The main objectives of Red Dust Healing are to:
- Restore the role of Indigenous men in their families and communities by providing an understanding of rejection and an avenue for healing;
- Provide Indigenous people with an understanding of identity, to equip them with self-evaluation skills, to develop future role models and fathers, and to restore family relationships; and
- Equip Indigenous people with the tools to confront the problems that are relevant to their own lives and address any ongoing patterns of negative behaviour.
Quoting the founder of the organisation, Red Dust Healing is best described as a ‘self-evaluating awareness program coming from an ancient Aboriginal perspective that gives individuals tools that empowers them to be part of their own solutions’. It achieves these objectives in a range of diverse community settings and with different populations groups addressing specific needs. Red Dust Healing only work with communities that have requested their assistance, respecting the community’s volition in determining the need for the program. They have delivered the program directly in response to community suicide and self-harm as well as addressing the precursors of suicide including alcohol and substance misuse, incarceration, family violence and community wellbeing. In addition to delivering the program in each community, the organisation also trains community workers, who were former recipients of the program. Upon training, these workers receive intellectual property rights to deliver the program to other people in their community, emphasising the program’s aim to empower local communities and provide sustainability towards the work of Red Dust Healing.
Red Dust Healing examines the intergenerational effects of colonisation on the mental, physical, and spiritual wellbeing of Indigenous individuals and families and addresses issues and the determinants of wellbeing directly. It provides a culturally safe environment, mechanisms for healing, a shared discourse and language, and tools to enable people to gain a sense of understanding and control over their lives. The program encourages individuals to confront and deal strategically with the impact of rejection, hurt, and anger in their lives. The program facilitates the understanding of rejection as the foundation of all hurt. Participants examine the hurt and rejection they have experienced in their lives while growing up and reflect on how that hurt and rejection is manifested in their own actions towards people around them. Participants are encouraged to examine their own personal hurt in order to heal it themselves and as the first step in addressing the hurt they inflict on others in their family, personal relationships and patterns of violence and abuse.

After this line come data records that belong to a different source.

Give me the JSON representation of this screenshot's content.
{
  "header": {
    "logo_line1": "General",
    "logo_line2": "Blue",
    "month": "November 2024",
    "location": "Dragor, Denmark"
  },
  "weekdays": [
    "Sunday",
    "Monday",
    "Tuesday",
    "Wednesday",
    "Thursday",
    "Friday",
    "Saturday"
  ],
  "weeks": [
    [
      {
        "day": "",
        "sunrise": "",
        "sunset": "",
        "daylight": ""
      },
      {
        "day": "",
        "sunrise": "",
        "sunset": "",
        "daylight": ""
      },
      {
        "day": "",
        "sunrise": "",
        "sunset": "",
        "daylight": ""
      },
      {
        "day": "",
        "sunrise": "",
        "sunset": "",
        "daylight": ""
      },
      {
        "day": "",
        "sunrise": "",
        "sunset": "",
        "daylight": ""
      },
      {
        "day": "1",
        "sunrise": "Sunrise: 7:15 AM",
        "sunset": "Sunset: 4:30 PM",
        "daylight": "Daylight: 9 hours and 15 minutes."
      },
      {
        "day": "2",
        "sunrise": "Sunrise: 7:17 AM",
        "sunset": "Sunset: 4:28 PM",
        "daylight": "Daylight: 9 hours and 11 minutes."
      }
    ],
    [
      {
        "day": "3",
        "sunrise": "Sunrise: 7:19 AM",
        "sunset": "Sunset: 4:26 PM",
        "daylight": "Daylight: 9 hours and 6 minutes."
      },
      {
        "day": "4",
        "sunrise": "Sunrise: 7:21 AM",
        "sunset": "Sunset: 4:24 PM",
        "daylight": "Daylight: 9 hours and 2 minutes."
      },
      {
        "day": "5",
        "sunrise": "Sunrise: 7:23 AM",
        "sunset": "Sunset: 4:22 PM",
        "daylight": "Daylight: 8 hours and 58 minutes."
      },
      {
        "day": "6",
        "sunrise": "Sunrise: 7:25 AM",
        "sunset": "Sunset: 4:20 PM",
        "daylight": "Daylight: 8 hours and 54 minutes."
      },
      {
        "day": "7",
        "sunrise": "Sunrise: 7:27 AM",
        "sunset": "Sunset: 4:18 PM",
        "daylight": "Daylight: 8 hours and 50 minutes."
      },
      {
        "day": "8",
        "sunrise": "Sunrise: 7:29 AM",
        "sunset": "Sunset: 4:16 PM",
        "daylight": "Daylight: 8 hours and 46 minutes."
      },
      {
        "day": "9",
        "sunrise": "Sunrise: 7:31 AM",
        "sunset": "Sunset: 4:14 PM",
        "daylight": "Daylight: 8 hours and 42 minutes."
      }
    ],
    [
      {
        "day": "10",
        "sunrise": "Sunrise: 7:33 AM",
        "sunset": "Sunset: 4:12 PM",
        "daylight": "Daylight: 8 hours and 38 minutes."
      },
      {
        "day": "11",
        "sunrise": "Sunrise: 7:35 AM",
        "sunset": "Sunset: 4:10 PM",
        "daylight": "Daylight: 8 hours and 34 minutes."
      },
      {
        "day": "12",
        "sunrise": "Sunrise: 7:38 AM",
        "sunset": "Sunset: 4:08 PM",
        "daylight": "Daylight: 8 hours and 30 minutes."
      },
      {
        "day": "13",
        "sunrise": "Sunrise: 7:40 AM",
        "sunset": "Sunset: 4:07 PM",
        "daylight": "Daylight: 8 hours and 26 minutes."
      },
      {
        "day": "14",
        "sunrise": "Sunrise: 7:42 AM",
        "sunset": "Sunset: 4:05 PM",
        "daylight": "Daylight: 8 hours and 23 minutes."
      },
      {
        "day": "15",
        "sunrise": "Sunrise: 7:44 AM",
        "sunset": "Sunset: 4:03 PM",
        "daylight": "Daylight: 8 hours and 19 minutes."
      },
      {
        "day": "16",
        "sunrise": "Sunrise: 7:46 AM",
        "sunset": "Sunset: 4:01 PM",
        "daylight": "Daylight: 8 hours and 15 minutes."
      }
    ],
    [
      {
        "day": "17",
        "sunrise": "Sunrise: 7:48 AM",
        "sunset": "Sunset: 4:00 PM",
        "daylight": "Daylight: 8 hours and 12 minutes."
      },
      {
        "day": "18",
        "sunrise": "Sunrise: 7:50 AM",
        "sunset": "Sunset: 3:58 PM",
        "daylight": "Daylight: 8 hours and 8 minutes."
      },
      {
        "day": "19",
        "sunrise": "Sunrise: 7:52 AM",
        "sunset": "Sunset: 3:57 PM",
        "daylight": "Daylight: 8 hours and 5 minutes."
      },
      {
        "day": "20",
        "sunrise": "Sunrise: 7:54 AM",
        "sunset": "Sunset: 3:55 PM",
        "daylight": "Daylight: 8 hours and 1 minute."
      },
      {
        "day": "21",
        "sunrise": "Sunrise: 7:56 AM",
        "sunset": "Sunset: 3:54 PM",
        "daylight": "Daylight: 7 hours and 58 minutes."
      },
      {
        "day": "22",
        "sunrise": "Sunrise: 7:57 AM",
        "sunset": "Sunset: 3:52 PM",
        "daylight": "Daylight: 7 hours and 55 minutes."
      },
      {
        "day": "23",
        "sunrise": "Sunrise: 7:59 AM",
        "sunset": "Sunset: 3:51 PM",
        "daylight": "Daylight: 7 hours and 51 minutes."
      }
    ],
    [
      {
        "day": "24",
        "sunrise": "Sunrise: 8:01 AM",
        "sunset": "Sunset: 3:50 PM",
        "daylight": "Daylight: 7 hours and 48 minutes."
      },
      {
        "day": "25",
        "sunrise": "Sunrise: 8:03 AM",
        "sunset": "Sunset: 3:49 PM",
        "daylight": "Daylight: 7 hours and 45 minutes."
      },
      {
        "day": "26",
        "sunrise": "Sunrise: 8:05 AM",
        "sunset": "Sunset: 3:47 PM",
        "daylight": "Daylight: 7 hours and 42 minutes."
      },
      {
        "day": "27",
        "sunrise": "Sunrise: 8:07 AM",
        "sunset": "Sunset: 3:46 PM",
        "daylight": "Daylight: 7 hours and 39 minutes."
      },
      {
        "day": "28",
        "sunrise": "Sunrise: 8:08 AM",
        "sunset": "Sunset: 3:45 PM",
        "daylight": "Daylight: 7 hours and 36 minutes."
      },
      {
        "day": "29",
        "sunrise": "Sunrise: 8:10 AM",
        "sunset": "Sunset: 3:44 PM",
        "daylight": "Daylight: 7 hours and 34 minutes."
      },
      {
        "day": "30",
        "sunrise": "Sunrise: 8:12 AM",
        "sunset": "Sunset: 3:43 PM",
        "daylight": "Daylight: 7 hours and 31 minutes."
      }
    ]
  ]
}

The participants engage in contemporary forms of Aboriginal knowledge and reconnect with aspects of culture in order to strengthen their sense of self and their Aboriginal identity. This reorients them to a new meaningful existence. Cultural knowledge is seen as the mechanism for Aboriginal people to understand their actions, their work and how to live their life. Although the main target of the program is Aboriginal people, the program does not discriminate against assisting non-Aboriginal populations. The program emphasises taking personal responsibility for making the best possible choices as essential to the healing process and transformation of the individual, and facilitates self-respect and meaningful connections to others.
The program is designed to acknowledge the need to approach the healing journey in an individualised and personalised manner so that participants can apply the tools and learnings to their own circumstances. This is done so using narratives from the individual’s life encourages them to reflect on their own situation while applying the messages delivered by the program.
Red Dust Healing links the impact of colonisation on Indigenous men with the loss of their:
- Identity – their image of who they were was distorted through the harsh practices of assimilation;
- Responsibility – men were stripped of their traditional roles and their abilities to provide for their families by hunting, making tools, shelter, canoes etc; and,
- Relationships –men and women were taken away from their families, which have left many men not knowing how to show emotion and build relationships within their own families and amongst other men.
Although the program is available to all communities, it mainly targets Aboriginal and Torres Strait Islander males in recognition of the disproportionate suicide rates among Aboriginal male population due to the additional oppression they face. Because of the extra authority that the father figure often holds, addressing the high suicide rates among father figures also helps to establish harmony in the whole family.
The program promotes the importance of individuals being empowered to define their own solutions. One of the key tools is POUCH – a solution-based, problem solving concept that allows participants to deal with issues and difficulties in their own lives. It stands for identifying what Problems U have, what Options
U have, what Choices U have and How U are going to deal with them. Discussing this tool encourages participants to look at solving some of the concerns that they may have and helps put the responsibility back on the person without blame.